> _EXERCISE BRIEF_
Where a picture shows up in the listing below, omit it and output the rest exactly.

□ □ □ □ □ □ □

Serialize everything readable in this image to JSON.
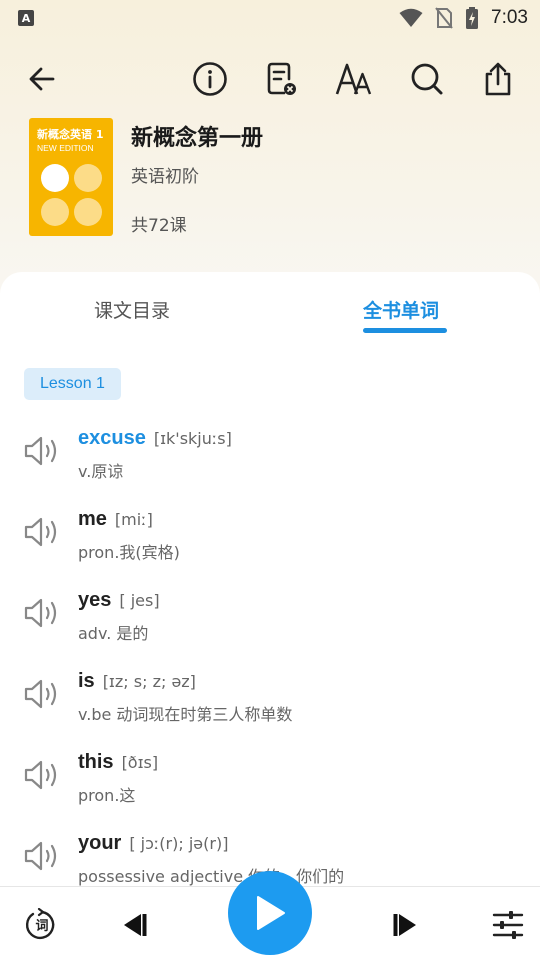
{
  "status": {
    "time": "7:03",
    "left_badge": "A"
  },
  "toolbar": {
    "back_icon": "arrow-left-icon",
    "info_icon": "info-icon",
    "clear_notes_icon": "note-clear-icon",
    "font_icon": "font-size-icon",
    "search_icon": "search-icon",
    "share_icon": "share-icon"
  },
  "book": {
    "cover_title": "新概念英语 1",
    "cover_subtitle": "NEW EDITION",
    "title": "新概念第一册",
    "level": "英语初阶",
    "lesson_count": "共72课"
  },
  "tabs": [
    {
      "label": "课文目录",
      "active": false
    },
    {
      "label": "全书单词",
      "active": true
    }
  ],
  "lesson_chip": "Lesson 1",
  "words": [
    {
      "word": "excuse",
      "phonetic": "[ɪk'skjuːs]",
      "meaning": "v.原谅",
      "active": true
    },
    {
      "word": "me",
      "phonetic": "[miː]",
      "meaning": "pron.我(宾格)",
      "active": false
    },
    {
      "word": "yes",
      "phonetic": "[ jes]",
      "meaning": "adv. 是的",
      "active": false
    },
    {
      "word": "is",
      "phonetic": "[ɪz; s; z; əz]",
      "meaning": "v.be 动词现在时第三人称单数",
      "active": false
    },
    {
      "word": "this",
      "phonetic": "[ðɪs]",
      "meaning": "pron.这",
      "active": false
    },
    {
      "word": "your",
      "phonetic": "[ jɔː(r); jə(r)]",
      "meaning": "possessive adjective 你的，你们的",
      "active": false
    }
  ],
  "colors": {
    "accent": "#1d8fe0",
    "play_button": "#1d9bf0",
    "cover": "#f7b500",
    "chip_bg": "#dcedfa"
  },
  "bottom_bar": {
    "word_mode_icon": "word-mode-icon",
    "word_mode_glyph": "词",
    "prev_icon": "skip-previous-icon",
    "play_icon": "play-icon",
    "next_icon": "skip-next-icon",
    "settings_icon": "sliders-icon"
  }
}
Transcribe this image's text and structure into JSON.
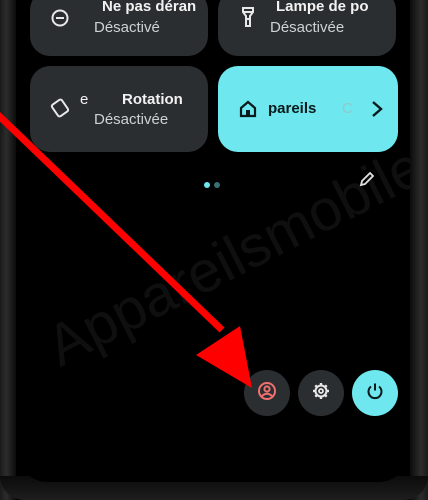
{
  "quick_tiles": {
    "dnd": {
      "title": "Ne pas déran",
      "status": "Désactivé",
      "icon": "do-not-disturb-icon"
    },
    "flashlight": {
      "title": "Lampe de po",
      "status": "Désactivée",
      "icon": "flashlight-icon"
    },
    "rotation": {
      "title_left": "e",
      "title": "Rotation",
      "status": "Désactivée",
      "icon": "auto-rotate-icon"
    },
    "devices": {
      "title": "pareils",
      "trailing": "C",
      "icon": "home-icon"
    }
  },
  "footer": {
    "buttons": [
      {
        "name": "user-button",
        "icon": "user-icon"
      },
      {
        "name": "settings-button",
        "icon": "gear-icon"
      },
      {
        "name": "power-button",
        "icon": "power-icon"
      }
    ],
    "edit_icon": "pencil-icon"
  },
  "watermark": "Appareilsmobiles.fr",
  "colors": {
    "tile_bg": "#2a2e31",
    "accent": "#6ee7ef",
    "user_icon": "#f07070",
    "arrow": "#ff0000",
    "page_dot_active": "#6ee7ef",
    "page_dot_inactive": "#3a6f74"
  }
}
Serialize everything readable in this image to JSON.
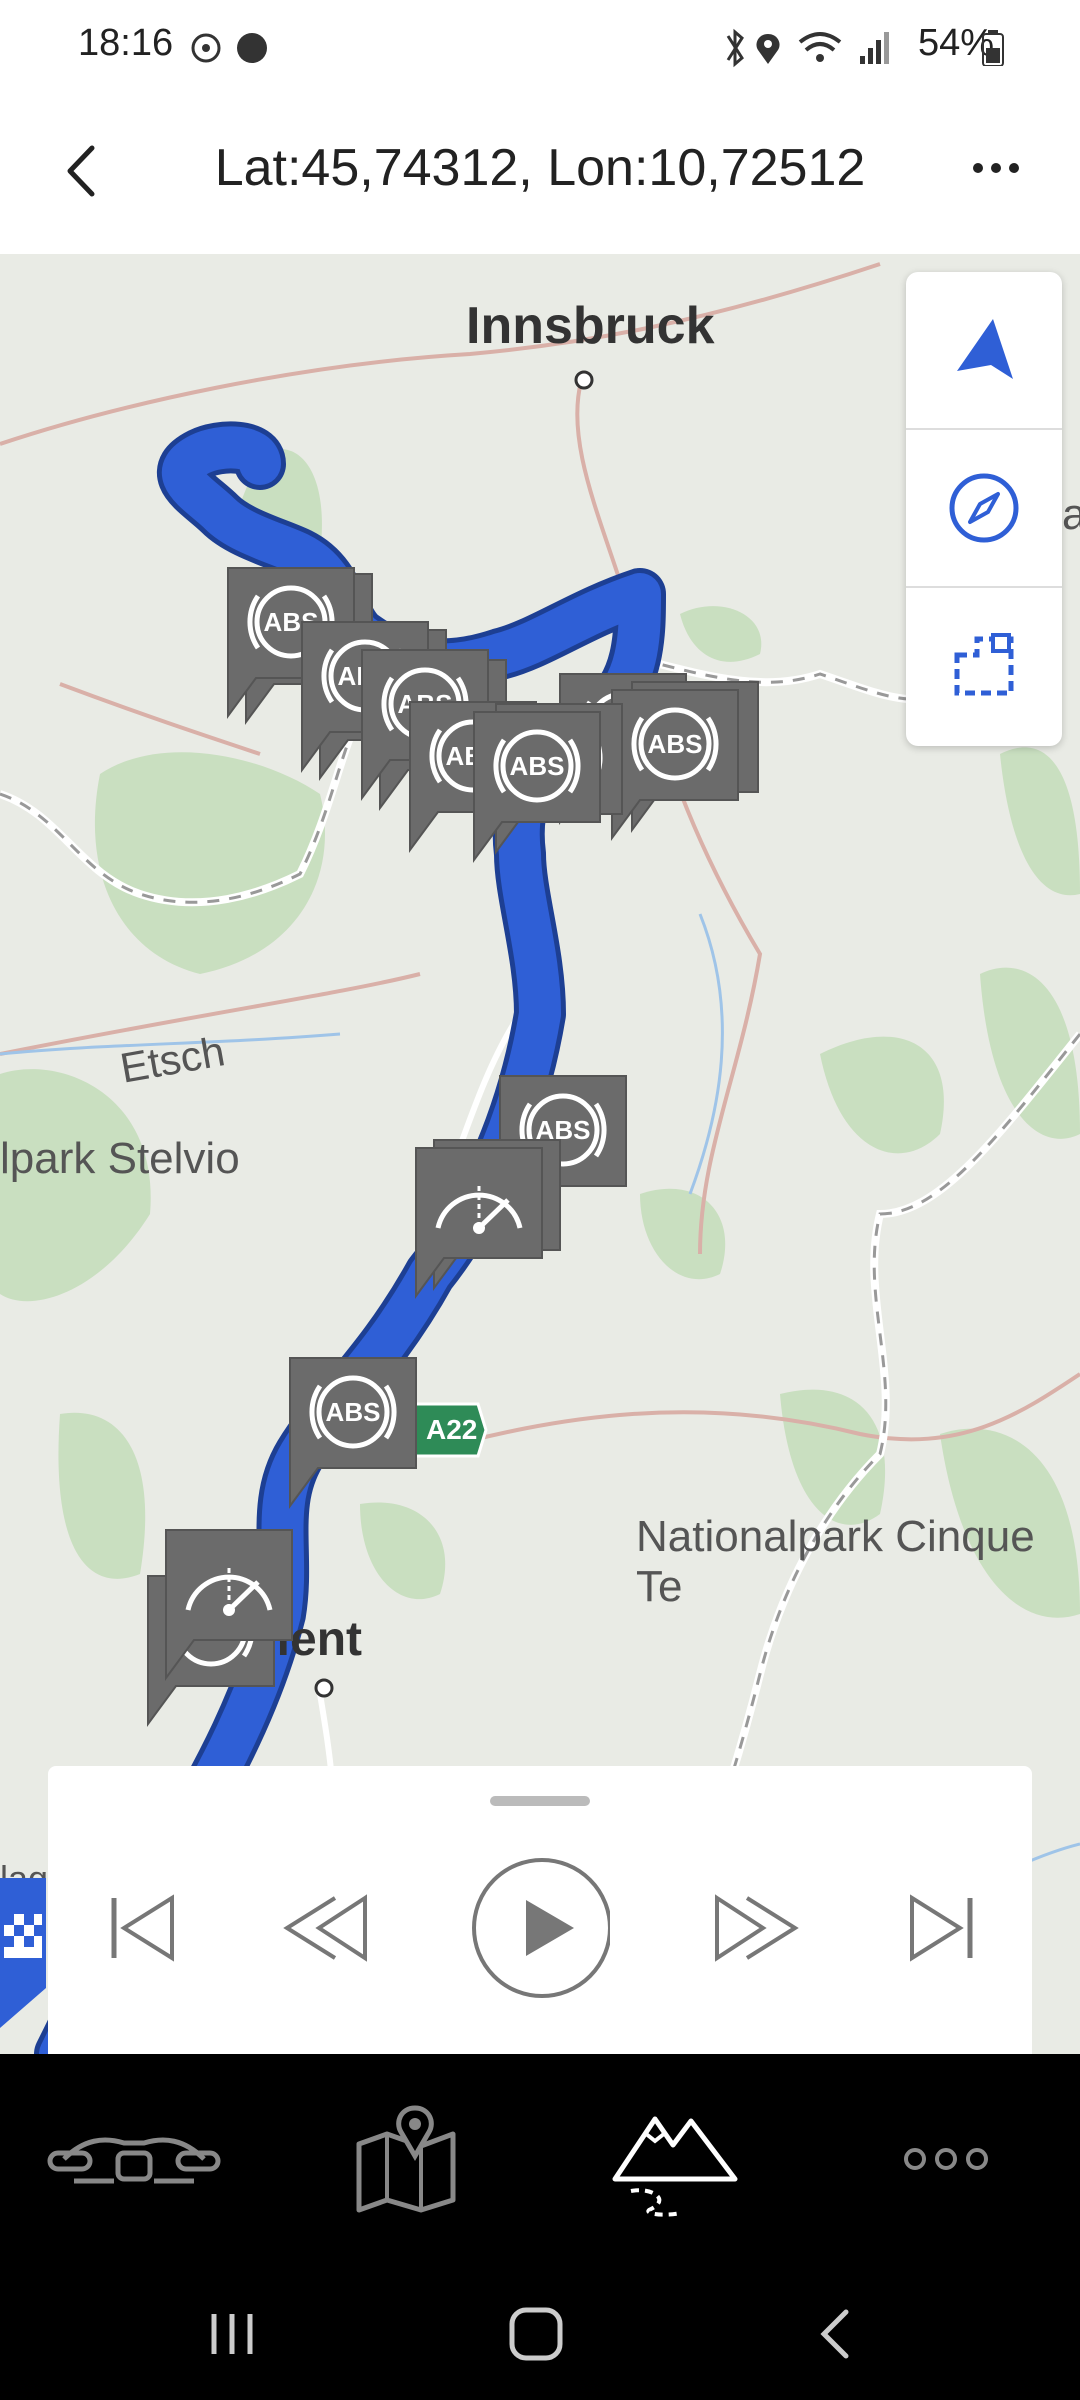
{
  "status_bar": {
    "time": "18:16",
    "battery": "54%"
  },
  "header": {
    "title": "Lat:45,74312, Lon:10,72512"
  },
  "map": {
    "labels": {
      "innsbruck": "Innsbruck",
      "etsch": "Etsch",
      "stelvio": "lpark Stelvio",
      "trient": "rient",
      "cinque": "Nationalpark Cinque Te",
      "highway": "A22",
      "edge_a": "a",
      "edge_lag": "lag"
    },
    "tools": [
      "navigation-arrow-icon",
      "compass-icon",
      "route-select-icon"
    ],
    "markers": {
      "abs": "ABS"
    }
  },
  "colors": {
    "route": "#2f5fd6",
    "accent": "#2f5fd6",
    "marker": "#6b6b6b",
    "forest": "#c9dfc0",
    "highway": "#2e8b57"
  },
  "controls": {
    "buttons": [
      "skip-start",
      "rewind",
      "play",
      "fast-forward",
      "skip-end"
    ]
  },
  "bottom_nav": [
    "motorcycle",
    "map",
    "mountain-routes",
    "more"
  ]
}
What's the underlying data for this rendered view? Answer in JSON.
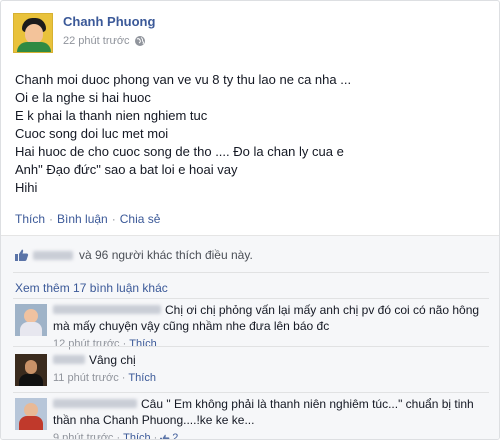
{
  "post": {
    "author": "Chanh Phuong",
    "time": "22 phút trước",
    "privacy_icon": "globe-icon",
    "lines": [
      "Chanh moi duoc phong van ve vu 8 ty thu lao ne ca nha ...",
      "Oi e la nghe si hai huoc",
      "E k phai la thanh nien nghiem tuc",
      "Cuoc song doi luc met moi",
      "Hai huoc de cho cuoc song de tho .... Đo la chan ly cua e",
      "Anh\" Đạo đức\" sao a bat loi e hoai vay",
      "Hihi"
    ]
  },
  "actions": {
    "like": "Thích",
    "comment": "Bình luận",
    "share": "Chia sẻ"
  },
  "likes": {
    "text": "và 96 người khác thích điều này."
  },
  "comments_section": {
    "more_label": "Xem thêm 17 bình luận khác",
    "comments": [
      {
        "text": "Chị ơi chị phỏng vấn lại mấy anh chị pv đó coi có não hông mà mấy chuyện vậy cũng nhầm nhe đưa lên báo đc",
        "time": "12 phút trước",
        "like_label": "Thích"
      },
      {
        "text": "Vâng chị",
        "time": "11 phút trước",
        "like_label": "Thích"
      },
      {
        "text": "Câu \" Em không phải là thanh niên nghiêm túc...\" chuẩn bị tinh thần nha Chanh Phuong....!ke ke ke...",
        "time": "9 phút trước",
        "like_label": "Thích",
        "like_count": "2"
      }
    ]
  },
  "colors": {
    "link": "#3b5998",
    "meta": "#90949c",
    "feedback_bg": "#f6f7f9"
  }
}
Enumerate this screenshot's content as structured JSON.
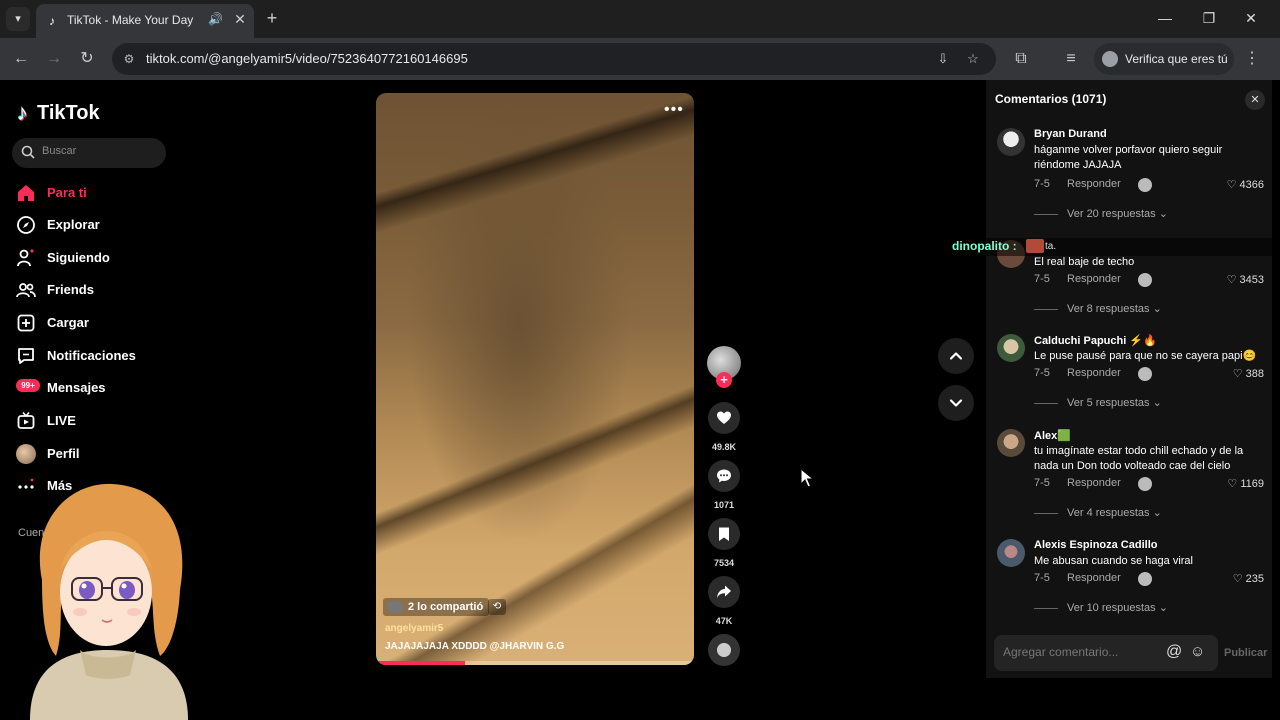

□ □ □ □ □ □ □

> _TASK OUTPUT_
Serialize everything readable in this image to JSON.
{
  "status": {
    "time": "7:03",
    "left_badge": "A"
  },
  "toolbar": {
    "back_icon": "arrow-left-icon",
    "info_icon": "info-icon",
    "clear_notes_icon": "note-clear-icon",
    "font_icon": "font-size-icon",
    "search_icon": "search-icon",
    "share_icon": "share-icon"
  },
  "book": {
    "cover_title": "新概念英语 1",
    "cover_subtitle": "NEW EDITION",
    "title": "新概念第一册",
    "level": "英语初阶",
    "lesson_count": "共72课"
  },
  "tabs": [
    {
      "label": "课文目录",
      "active": false
    },
    {
      "label": "全书单词",
      "active": true
    }
  ],
  "lesson_chip": "Lesson 1",
  "words": [
    {
      "word": "excuse",
      "phonetic": "[ɪk'skjuːs]",
      "meaning": "v.原谅",
      "active": true
    },
    {
      "word": "me",
      "phonetic": "[miː]",
      "meaning": "pron.我(宾格)",
      "active": false
    },
    {
      "word": "yes",
      "phonetic": "[ jes]",
      "meaning": "adv. 是的",
      "active": false
    },
    {
      "word": "is",
      "phonetic": "[ɪz; s; z; əz]",
      "meaning": "v.be 动词现在时第三人称单数",
      "active": false
    },
    {
      "word": "this",
      "phonetic": "[ðɪs]",
      "meaning": "pron.这",
      "active": false
    },
    {
      "word": "your",
      "phonetic": "[ jɔː(r); jə(r)]",
      "meaning": "possessive adjective 你的，你们的",
      "active": false
    }
  ],
  "colors": {
    "accent": "#1d8fe0",
    "play_button": "#1d9bf0",
    "cover": "#f7b500",
    "chip_bg": "#dcedfa"
  },
  "bottom_bar": {
    "word_mode_icon": "word-mode-icon",
    "word_mode_glyph": "词",
    "prev_icon": "skip-previous-icon",
    "play_icon": "play-icon",
    "next_icon": "skip-next-icon",
    "settings_icon": "sliders-icon"
  }
}
Transcribe this image's text and structure into JSON.
{
  "quick_tiles": {
    "dnd": {
      "title": "Ne pas déran",
      "status": "Désactivé",
      "icon": "do-not-disturb-icon"
    },
    "flashlight": {
      "title": "Lampe de po",
      "status": "Désactivée",
      "icon": "flashlight-icon"
    },
    "rotation": {
      "title_left": "e",
      "title": "Rotation",
      "status": "Désactivée",
      "icon": "auto-rotate-icon"
    },
    "devices": {
      "title": "pareils",
      "trailing": "C",
      "icon": "home-icon"
    }
  },
  "footer": {
    "buttons": [
      {
        "name": "user-button",
        "icon": "user-icon"
      },
      {
        "name": "settings-button",
        "icon": "gear-icon"
      },
      {
        "name": "power-button",
        "icon": "power-icon"
      }
    ],
    "edit_icon": "pencil-icon"
  },
  "watermark": "Appareilsmobiles.fr",
  "colors": {
    "tile_bg": "#2a2e31",
    "accent": "#6ee7ef",
    "user_icon": "#f07070",
    "arrow": "#ff0000",
    "page_dot_active": "#6ee7ef",
    "page_dot_inactive": "#3a6f74"
  }
}
Serialize everything readable in this image to JSON.
{
  "status_bar": {
    "time": "18:16",
    "battery": "54%"
  },
  "header": {
    "title": "Lat:45,74312, Lon:10,72512"
  },
  "map": {
    "labels": {
      "innsbruck": "Innsbruck",
      "etsch": "Etsch",
      "stelvio": "lpark Stelvio",
      "trient": "rient",
      "cinque": "Nationalpark Cinque Te",
      "highway": "A22",
      "edge_a": "a",
      "edge_lag": "lag"
    },
    "tools": [
      "navigation-arrow-icon",
      "compass-icon",
      "route-select-icon"
    ],
    "markers": {
      "abs": "ABS"
    }
  },
  "colors": {
    "route": "#2f5fd6",
    "accent": "#2f5fd6",
    "marker": "#6b6b6b",
    "forest": "#c9dfc0",
    "highway": "#2e8b57"
  },
  "controls": {
    "buttons": [
      "skip-start",
      "rewind",
      "play",
      "fast-forward",
      "skip-end"
    ]
  },
  "bottom_nav": [
    "motorcycle",
    "map",
    "mountain-routes",
    "more"
  ]
}
What's the underlying data for this rendered view? Answer in JSON.
{
  "post": {
    "author": "Chanh Phuong",
    "time": "22 phút trước",
    "privacy_icon": "globe-icon",
    "lines": [
      "Chanh moi duoc phong van ve vu 8 ty thu lao ne ca nha ...",
      "Oi e la nghe si hai huoc",
      "E k phai la thanh nien nghiem tuc",
      "Cuoc song doi luc met moi",
      "Hai huoc de cho cuoc song de tho .... Đo la chan ly cua e",
      "Anh\" Đạo đức\" sao a bat loi e hoai vay",
      "Hihi"
    ]
  },
  "actions": {
    "like": "Thích",
    "comment": "Bình luận",
    "share": "Chia sẻ"
  },
  "likes": {
    "text": "và 96 người khác thích điều này."
  },
  "comments_section": {
    "more_label": "Xem thêm 17 bình luận khác",
    "comments": [
      {
        "text": "Chị ơi chị phỏng vấn lại mấy anh chị pv đó coi có não hông mà mấy chuyện vậy cũng nhầm nhe đưa lên báo đc",
        "time": "12 phút trước",
        "like_label": "Thích"
      },
      {
        "text": "Vâng chị",
        "time": "11 phút trước",
        "like_label": "Thích"
      },
      {
        "text": "Câu \" Em không phải là thanh niên nghiêm túc...\" chuẩn bị tinh thần nha Chanh Phuong....!ke ke ke...",
        "time": "9 phút trước",
        "like_label": "Thích",
        "like_count": "2"
      }
    ]
  },
  "colors": {
    "link": "#3b5998",
    "meta": "#90949c",
    "feedback_bg": "#f6f7f9"
  }
}
Enumerate this screenshot's content as structured JSON.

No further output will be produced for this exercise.